"I know my country has not perfected itself," he said. "At times, we've struggled to keep the promise of liberty and equality for all of our people. We've made our share of mistakes, and there are times when our actions around the world have not lived up to our best intentions. But I also know how much I love America. I know that for more than two centuries, we have strived – at great cost and great sacrifice – to form a more perfect union; to seek, with other nations, a more hopeful world."
No harm done
After the speech, the general consensus was that Obama had done no harm to his ambition to reach the White House.
Phillip Hammack, a 32-year-old professor of psychology from the US, was in Berlin for a conference and praised the speech. "Obama is the first presidential candidate in our lifetime to be this inspiring and to unite people so well," he said. "He spreads a message of unity and because of him, people who would never have voted before are motivated to do so. I think he did a good job in his speech -- he addressed a lot of issues."
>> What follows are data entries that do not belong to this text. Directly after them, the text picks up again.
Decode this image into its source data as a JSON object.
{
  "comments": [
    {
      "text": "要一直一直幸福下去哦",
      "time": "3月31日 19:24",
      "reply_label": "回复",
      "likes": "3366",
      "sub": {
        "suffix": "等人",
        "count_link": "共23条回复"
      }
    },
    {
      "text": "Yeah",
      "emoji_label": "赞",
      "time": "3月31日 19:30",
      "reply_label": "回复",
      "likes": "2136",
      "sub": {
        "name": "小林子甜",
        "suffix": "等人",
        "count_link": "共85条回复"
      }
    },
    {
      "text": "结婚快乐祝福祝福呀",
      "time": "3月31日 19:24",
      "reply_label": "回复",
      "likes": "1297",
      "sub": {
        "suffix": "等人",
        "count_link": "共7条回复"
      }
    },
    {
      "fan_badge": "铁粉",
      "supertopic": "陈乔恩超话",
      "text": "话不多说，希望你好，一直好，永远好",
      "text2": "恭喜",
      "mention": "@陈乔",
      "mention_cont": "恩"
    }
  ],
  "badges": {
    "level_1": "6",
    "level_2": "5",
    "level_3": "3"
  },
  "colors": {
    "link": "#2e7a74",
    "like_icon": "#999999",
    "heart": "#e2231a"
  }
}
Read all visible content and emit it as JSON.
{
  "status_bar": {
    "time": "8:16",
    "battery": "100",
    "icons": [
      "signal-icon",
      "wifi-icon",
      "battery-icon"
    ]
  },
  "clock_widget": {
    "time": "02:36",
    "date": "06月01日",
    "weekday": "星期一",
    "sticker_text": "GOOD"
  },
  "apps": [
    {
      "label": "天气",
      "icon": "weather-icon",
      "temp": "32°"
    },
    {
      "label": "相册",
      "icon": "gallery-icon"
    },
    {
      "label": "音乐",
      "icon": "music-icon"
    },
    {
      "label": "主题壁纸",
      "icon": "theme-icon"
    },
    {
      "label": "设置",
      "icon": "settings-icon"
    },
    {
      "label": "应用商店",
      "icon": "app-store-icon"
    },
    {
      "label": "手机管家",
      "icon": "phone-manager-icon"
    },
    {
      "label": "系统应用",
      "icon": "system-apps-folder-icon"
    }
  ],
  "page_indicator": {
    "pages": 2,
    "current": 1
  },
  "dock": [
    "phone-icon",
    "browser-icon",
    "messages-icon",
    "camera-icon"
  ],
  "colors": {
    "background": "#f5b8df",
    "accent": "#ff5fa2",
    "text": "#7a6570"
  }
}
Despite the positive impression, however, some may still accuse the senator of lacking substance. The importance of image and perception in his campaign was illustrated by one onlooker's reason for supporting him. German Clara Fecka, 16, of Berlin sported an Obama t-shirt and explained why she attended the event: "He is so nice."
Following his address in Berlin, Obama is also set for talks in Paris and London before returning to the US for the election campaign itself. It is unlikely he will get the welcome he received in Berlin, one that even impressed undecided voters such as Dave Stewart of New York, coincidentally in town on vacation.
"I came (to see Obama) because I was interested," he said, adding that he was unaware of the event until today. "I find this amazing. I wouldn't have believed it if I didn't see it myself."
-- Dave Baxter and Dominic Hinde